It was pretty exciting to finally meet up with our new travel mates. Some from as far away as Bangor, Maine. She had already been traveling for 15 hours before we left LA on the international flight.

Jess who founded TOP was like "Mother Goose" making sure we all processed smoothly through check-in, customs and all the security.

After the delayed flight it was like a "Oriental firedrill" when it came to boarding time. Everyone was anxious, there were lots of oriental families with small children and elderly people. They insist in using a brigade of wheelchairs to "assist" the elderly and handicapped onto the plane. Gary frustrated them because he needed to be able to board early because of the tendency to trip on crutches but did not want to be pushed in a wheelchair. As it ended up he took the wheelchair at the last minute and got the "royal treatment".

The flight was mystical. As we started to reach Asia we were treated to aerial views of the night time lights of Hong Kong and other areas of population. We had a screen that showed us where we were at a given point in time and also provided stats regarding speed, time underway, estimated time of arrival and differences in time zones, etc. Made it very interesting.

Heading West we were essentialy outrunning the sun which was trying to rise. Behind us we could se the glow of the pending sunrise and above it a crescent moon and lots of stars.

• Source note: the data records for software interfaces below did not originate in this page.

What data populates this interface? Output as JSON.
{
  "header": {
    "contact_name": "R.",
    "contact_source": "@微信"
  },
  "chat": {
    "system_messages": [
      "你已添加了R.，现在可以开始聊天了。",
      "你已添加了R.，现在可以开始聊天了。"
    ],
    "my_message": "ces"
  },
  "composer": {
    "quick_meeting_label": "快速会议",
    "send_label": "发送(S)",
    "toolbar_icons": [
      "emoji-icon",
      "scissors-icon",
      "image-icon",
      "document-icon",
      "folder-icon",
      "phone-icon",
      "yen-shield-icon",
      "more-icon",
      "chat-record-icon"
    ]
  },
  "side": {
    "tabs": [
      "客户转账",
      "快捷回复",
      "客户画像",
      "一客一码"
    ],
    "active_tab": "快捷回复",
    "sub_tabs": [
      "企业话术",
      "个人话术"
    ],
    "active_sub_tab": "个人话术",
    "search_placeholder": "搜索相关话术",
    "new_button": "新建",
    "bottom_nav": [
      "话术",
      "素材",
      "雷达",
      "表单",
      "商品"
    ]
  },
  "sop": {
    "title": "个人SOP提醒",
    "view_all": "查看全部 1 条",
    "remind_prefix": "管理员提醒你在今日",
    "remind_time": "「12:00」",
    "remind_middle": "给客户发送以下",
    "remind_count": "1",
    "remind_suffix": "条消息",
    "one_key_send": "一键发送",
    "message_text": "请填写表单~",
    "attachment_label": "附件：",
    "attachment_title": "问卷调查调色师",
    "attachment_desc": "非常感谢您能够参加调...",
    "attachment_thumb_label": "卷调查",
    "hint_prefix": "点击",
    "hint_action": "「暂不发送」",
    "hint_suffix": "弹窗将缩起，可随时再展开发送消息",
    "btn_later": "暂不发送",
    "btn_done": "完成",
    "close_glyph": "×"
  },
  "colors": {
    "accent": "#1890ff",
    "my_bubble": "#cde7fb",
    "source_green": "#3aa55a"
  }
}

Jet lag was a bit different since we were 16 hours earlier so you just skipped almost a full day, that we will regain upon our return.

The climate is mid 80's and humid but actually pretty tolerable. The only place I have to compare it with is Houston in the summer and this is not as muggy as that was.

Our initial accomodations in Saigon/Ho Chi Minh City are very luxurious in the Rex hotel. Elegant with top hatted door men and bellhops...not the typical economy accomodations we personally are used to at home.

All of Life in an Adventure You just have to find it,

Friday, February 5, 2010

Why a new blog?

This blog will carry both the story of our original 2005 trip to Vietnam and our upcoming return in March 2010.
Hope you enjoy reading it as we go along.